» **What this task involves**:
Which lines of the data below include the string "chevron"? Return each of them.

» **Data to examine**:
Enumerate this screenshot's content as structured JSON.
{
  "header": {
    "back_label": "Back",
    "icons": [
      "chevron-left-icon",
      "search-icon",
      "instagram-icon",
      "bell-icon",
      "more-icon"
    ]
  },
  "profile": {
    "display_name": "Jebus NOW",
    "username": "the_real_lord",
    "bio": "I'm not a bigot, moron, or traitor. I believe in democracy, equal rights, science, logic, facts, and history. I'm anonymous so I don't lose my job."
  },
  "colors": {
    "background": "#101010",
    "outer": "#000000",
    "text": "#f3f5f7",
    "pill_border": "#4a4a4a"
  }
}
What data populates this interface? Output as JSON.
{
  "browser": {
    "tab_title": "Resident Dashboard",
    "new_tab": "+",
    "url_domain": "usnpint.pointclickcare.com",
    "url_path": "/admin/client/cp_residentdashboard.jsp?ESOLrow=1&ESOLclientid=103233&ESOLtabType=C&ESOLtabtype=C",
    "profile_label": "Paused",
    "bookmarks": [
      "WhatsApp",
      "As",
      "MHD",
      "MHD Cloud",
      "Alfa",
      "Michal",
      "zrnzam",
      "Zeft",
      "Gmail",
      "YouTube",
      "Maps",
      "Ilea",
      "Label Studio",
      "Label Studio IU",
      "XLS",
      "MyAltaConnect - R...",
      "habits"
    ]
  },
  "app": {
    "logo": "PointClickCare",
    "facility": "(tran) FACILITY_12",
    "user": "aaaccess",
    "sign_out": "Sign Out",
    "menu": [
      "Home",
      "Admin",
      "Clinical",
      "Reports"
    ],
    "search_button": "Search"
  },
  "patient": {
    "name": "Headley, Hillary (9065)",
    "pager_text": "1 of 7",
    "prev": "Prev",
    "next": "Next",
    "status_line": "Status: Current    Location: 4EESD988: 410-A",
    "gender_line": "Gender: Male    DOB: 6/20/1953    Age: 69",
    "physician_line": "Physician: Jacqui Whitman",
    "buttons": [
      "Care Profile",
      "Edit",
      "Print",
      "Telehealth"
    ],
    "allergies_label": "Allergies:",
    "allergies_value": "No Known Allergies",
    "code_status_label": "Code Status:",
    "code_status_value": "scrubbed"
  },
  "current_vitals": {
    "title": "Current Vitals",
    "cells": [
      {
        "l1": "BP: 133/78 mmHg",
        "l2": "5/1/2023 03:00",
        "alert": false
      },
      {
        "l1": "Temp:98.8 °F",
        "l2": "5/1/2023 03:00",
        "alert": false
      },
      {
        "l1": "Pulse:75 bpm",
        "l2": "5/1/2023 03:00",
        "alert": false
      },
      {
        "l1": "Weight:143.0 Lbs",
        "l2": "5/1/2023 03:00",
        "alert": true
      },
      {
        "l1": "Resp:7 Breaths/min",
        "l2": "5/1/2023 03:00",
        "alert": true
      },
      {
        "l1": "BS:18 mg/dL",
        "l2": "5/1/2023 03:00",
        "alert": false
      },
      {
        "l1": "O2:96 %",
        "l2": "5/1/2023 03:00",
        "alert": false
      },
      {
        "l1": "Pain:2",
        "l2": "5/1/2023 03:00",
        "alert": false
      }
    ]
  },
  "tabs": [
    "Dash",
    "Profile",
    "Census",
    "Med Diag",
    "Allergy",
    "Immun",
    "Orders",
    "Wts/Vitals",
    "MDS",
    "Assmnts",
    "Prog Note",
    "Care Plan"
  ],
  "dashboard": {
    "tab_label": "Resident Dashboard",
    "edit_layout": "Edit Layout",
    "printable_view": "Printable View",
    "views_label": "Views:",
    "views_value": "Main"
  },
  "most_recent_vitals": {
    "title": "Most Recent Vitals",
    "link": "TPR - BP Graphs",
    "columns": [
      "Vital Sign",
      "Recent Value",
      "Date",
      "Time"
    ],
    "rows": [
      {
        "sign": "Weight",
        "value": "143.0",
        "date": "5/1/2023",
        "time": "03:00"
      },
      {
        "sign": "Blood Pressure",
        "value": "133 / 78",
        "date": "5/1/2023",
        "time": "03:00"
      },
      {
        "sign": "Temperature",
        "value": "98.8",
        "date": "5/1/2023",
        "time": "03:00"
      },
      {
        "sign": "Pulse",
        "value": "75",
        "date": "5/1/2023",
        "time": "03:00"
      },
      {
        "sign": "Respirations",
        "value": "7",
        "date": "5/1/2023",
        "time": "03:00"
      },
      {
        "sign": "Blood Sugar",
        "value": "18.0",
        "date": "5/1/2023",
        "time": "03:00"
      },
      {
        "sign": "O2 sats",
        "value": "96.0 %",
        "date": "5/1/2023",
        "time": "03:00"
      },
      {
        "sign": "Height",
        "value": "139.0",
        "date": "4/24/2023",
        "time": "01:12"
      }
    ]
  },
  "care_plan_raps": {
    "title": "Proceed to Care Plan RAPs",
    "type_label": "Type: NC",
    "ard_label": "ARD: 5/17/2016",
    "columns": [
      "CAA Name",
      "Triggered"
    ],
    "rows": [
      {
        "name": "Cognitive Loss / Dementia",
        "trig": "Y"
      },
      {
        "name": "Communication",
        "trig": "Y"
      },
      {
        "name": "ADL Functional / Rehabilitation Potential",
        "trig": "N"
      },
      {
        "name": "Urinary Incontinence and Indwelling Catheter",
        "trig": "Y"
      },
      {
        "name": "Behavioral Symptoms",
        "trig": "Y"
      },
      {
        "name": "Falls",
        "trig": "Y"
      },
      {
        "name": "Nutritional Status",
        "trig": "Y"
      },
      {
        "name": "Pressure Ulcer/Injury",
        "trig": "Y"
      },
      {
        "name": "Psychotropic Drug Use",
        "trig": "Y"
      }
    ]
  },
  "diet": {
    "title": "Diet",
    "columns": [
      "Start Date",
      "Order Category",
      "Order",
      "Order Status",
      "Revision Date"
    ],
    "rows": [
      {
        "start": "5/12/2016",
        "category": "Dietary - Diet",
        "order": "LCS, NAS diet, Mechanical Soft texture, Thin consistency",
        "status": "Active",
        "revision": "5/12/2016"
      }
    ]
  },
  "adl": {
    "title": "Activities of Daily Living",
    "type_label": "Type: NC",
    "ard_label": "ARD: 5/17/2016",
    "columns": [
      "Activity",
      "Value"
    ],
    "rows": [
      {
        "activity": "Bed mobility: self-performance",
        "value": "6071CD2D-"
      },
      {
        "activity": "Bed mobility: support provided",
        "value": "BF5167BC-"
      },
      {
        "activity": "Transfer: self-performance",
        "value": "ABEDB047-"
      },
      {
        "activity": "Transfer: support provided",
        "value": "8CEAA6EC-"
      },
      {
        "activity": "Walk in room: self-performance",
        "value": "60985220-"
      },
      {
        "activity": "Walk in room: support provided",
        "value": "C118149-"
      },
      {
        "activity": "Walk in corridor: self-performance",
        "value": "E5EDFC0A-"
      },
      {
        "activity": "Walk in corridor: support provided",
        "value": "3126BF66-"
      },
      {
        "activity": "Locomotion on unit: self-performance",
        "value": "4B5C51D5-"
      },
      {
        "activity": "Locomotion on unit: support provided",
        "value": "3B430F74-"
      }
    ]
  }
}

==

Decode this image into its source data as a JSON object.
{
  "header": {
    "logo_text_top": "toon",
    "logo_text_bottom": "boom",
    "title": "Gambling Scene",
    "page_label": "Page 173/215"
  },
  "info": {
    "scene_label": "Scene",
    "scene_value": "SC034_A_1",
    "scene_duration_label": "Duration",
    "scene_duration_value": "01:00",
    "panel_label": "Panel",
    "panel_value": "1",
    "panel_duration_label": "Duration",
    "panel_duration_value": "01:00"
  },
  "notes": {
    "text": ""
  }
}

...

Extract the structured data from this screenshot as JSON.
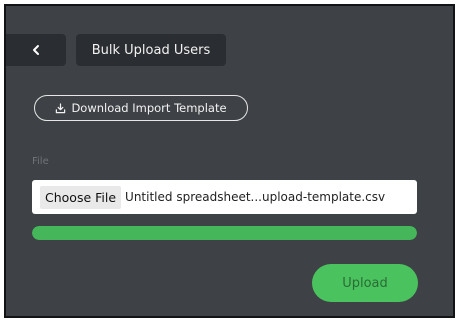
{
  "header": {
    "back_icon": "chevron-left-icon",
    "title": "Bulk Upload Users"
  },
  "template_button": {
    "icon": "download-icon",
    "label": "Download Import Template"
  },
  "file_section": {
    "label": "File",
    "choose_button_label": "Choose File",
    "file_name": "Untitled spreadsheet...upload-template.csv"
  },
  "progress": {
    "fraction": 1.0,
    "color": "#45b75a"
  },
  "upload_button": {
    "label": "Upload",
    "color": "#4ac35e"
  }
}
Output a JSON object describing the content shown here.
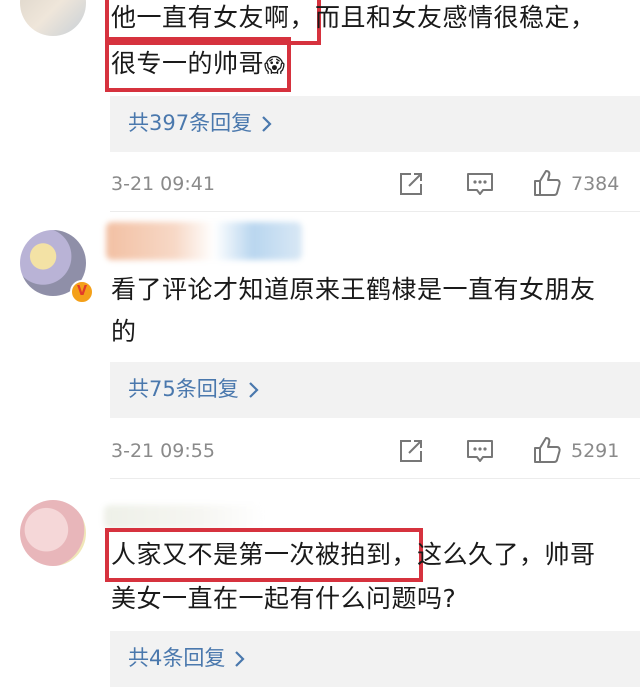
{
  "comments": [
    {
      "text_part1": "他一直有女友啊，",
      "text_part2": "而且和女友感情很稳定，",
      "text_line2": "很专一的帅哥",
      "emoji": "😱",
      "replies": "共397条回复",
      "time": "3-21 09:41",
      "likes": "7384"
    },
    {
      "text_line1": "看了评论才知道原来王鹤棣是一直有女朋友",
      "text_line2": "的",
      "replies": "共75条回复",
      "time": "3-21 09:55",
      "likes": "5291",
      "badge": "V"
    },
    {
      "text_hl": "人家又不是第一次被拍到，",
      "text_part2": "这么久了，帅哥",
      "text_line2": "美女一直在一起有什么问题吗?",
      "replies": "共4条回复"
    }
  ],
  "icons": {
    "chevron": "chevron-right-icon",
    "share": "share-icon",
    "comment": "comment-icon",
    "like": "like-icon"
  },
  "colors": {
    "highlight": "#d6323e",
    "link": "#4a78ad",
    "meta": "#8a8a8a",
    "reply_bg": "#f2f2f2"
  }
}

» **Answer section**:
      "chevron-left-icon",
    "back_icon": "chevron-left-icon",
    "chevron": "chevron-right-icon",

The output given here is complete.